It’s the CarPlay dashboard support, a feature that would allow Waze to replace Apple Maps and Google Maps on the multi-view screen, essentially allowing users to run the app side by side with other cards that display music information and calendar appointments.
Support for third-party apps in the maps card debuted in April this year when Apple finally decided to allow other apps to replace Apple Maps, but surprisingly, neither Google nor Waze has been in a rush to take advantage of this new feature.
Google eventually updated Google Maps with such functionality earlier this year, but on the other hand, Waze still needs more time to make it happen, though at one point it’s been rumored that support for the CarPlay dashboard was on the table with a late 2020 ETA.
As a result, Spotify is most often the go-to app for Android Auto and CarPlay users, which kind of makes sense given it already comes with digital assistant integration, support for both platforms, and other features that come in handy for drivers.
Spotify is currently available with a subscription based on several plans, but a free version is also offered to those who don’t mind listening to ads every once in a while and don’t have a problem with lower audio quality. But on the other hand, subscribers get the full experience, and right now, Spotify claims it has 144 million paying customers in 92 markets.
Unfortunately for some of these 144 million subscribers, the service will soon get a bit more expensive, as Spotify believes that the service has improved a lot in the majority of markets out there, and the enhanced content that it offers delivers greater value to everybody.
As a result, Spotify CEO and co-founder Daniel Ek confirmed at the company’s latest earnings call that he expects the price of the service to expand in more markets, though no specific where provided. However, Ek said that customers in those regions where the company already tested price increases are indeed willing to pay more, and this shows that Spotify has indeed increased the quality of its content.

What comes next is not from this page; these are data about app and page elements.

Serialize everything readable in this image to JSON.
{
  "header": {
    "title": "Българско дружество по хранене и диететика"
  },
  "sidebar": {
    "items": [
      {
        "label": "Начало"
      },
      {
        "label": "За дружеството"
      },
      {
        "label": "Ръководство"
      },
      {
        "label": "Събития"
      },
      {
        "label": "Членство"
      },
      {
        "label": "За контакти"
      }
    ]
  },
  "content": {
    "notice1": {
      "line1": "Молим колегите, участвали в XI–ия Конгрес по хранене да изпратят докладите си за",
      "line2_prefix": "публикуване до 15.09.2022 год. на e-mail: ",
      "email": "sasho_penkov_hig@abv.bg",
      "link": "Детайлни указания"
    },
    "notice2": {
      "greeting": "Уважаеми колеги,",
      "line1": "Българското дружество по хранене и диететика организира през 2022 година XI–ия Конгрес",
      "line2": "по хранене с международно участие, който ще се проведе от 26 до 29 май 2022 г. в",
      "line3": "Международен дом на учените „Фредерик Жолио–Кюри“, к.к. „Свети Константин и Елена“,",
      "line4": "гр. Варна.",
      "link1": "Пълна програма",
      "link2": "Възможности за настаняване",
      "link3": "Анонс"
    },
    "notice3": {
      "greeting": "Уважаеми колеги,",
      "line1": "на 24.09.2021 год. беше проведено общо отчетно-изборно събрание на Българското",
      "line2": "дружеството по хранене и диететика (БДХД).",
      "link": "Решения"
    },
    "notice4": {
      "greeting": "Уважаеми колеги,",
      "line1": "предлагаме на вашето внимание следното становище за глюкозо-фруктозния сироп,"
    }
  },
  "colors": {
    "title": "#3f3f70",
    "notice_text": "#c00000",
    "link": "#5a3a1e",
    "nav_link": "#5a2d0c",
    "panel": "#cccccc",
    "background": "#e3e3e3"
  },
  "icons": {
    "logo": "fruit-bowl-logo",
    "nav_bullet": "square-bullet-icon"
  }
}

“While it’s still early, initial results indicate that in markets where we’ve tested increased prices, our users believe that Spotify remains an exceptional value and they have shown a willingness to pay more for our service,” Ek was quoted as saying. “So as a result, you will see us further expand price increases, especially in places where we’re well-positioned against the competition and our value per hour is high,” he added.
How expensive Spotify is going to get in some countries is not yet known, but in Australia, the Family Plan cost was raised by $1 from AU $17.99 to $18.99.